GKC framework, Woebot, CBT, Cognitive behavioral therapy, e-Mental Health therapy, Privacy, Secrecy-Law and legislation, Data protection-Law and legislation, Information networks-Law and legislation, Information commons, Knowledge management.


Health Law and Policy | Law | Privacy Law


Sanfilippo, Madelyn Rose, Brett M. Frischmann, and Katherine J. Strandburg, eds. Governing Privacy in Knowledge Commons. Cambridge University Press (2021).


Governing Privacy in Knowledge Commons explores how privacy impacts knowledge production, community formation, and collaborative governance in diverse contexts, ranging from academia and IoT, to social media and mental health. Using nine new case studies and a meta-analysis of previous knowledge commons literature, the book integrates the Governing Knowledge Commons framework with Helen Nissenbaum's Contextual Integrity framework. The multidisciplinary case studies show that personal information is often a key component of the resources created by knowledge commons. Moreover, even when it is not the focus of the commons, personal information governance may require community participation and boundaries. Taken together, the chapters illustrate the importance of exit and voice in constructing and sustaining knowledge commons through appropriate personal information flows. They also shed light on the shortcomings of current notice-and-consent style regulation of social media platforms. This title is also available as Open Access on Cambridge Core.

  • Expands and clarifies the Governing Knowledge Commons (GKC) framework to address privacy, legitimacy, exit, and voice
  • Introduces the GKC theory using accessible explanations and examples
  • Explores the parallels between the GKC framework and Contextual Integrity (CI) framework

Full bibiliographic details available HERE.

Copies available in the Jerome Hall Law Library, K 3263 .S25 2021

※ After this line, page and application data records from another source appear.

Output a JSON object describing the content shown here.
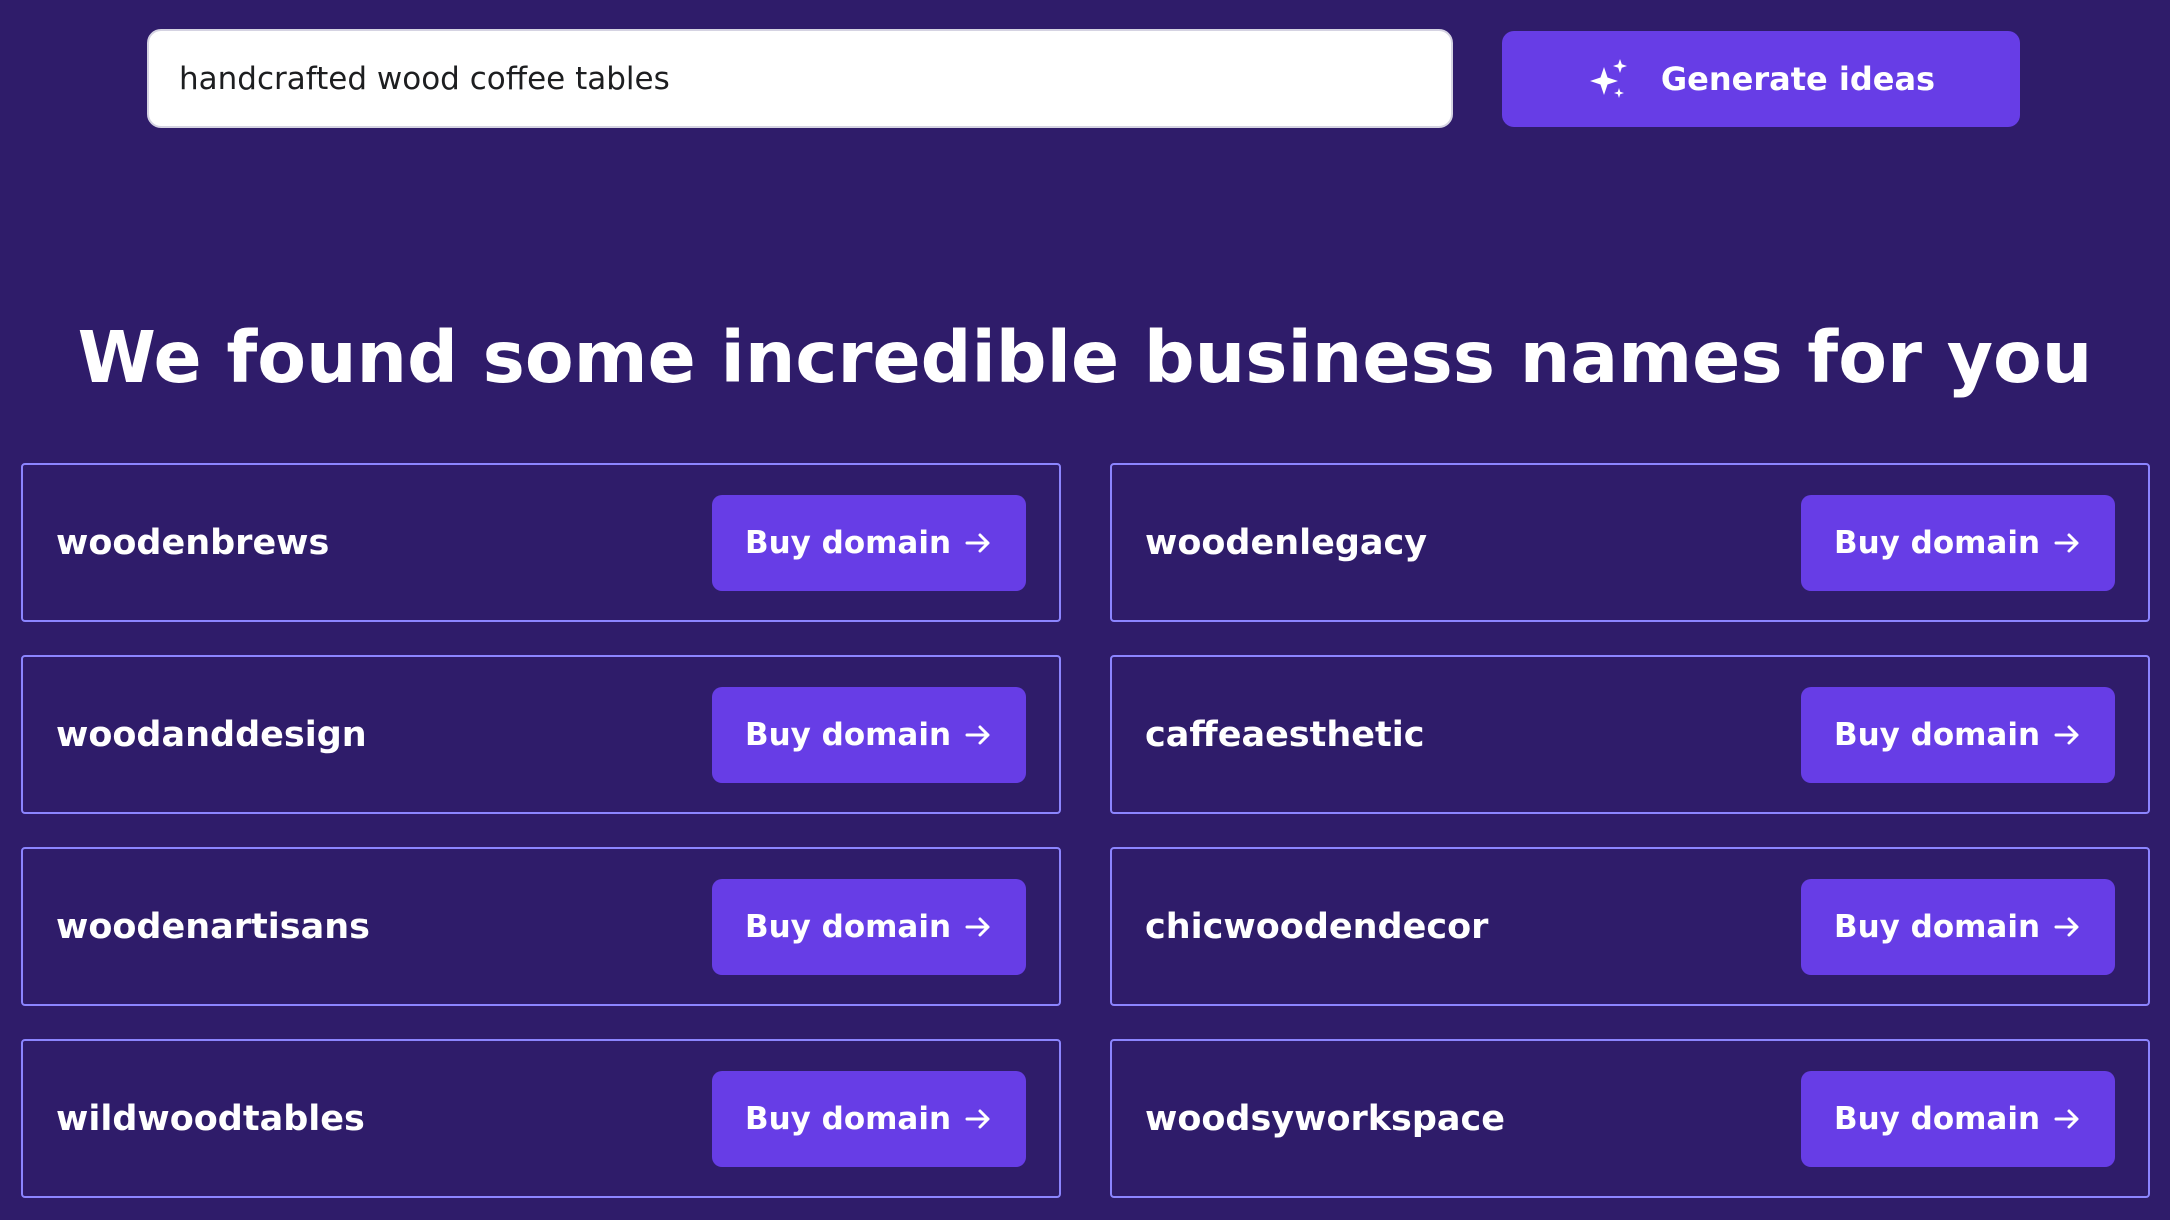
{
  "search": {
    "value": "handcrafted wood coffee tables",
    "placeholder": ""
  },
  "generate_button": {
    "label": "Generate ideas",
    "icon": "sparkle-icon"
  },
  "heading": "We found some incredible business names for you",
  "results": [
    {
      "name": "woodenbrews",
      "button_label": "Buy domain"
    },
    {
      "name": "woodenlegacy",
      "button_label": "Buy domain"
    },
    {
      "name": "woodanddesign",
      "button_label": "Buy domain"
    },
    {
      "name": "caffeaesthetic",
      "button_label": "Buy domain"
    },
    {
      "name": "woodenartisans",
      "button_label": "Buy domain"
    },
    {
      "name": "chicwoodendecor",
      "button_label": "Buy domain"
    },
    {
      "name": "wildwoodtables",
      "button_label": "Buy domain"
    },
    {
      "name": "woodsyworkspace",
      "button_label": "Buy domain"
    }
  ],
  "colors": {
    "background": "#2f1c6a",
    "accent": "#673de6",
    "card_border": "#8c85ff",
    "text": "#ffffff"
  }
}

Additionally, an Open Access copy is avialble on the Cambridge Core site, HERE.

Pooling Mental Health Data with Chatbots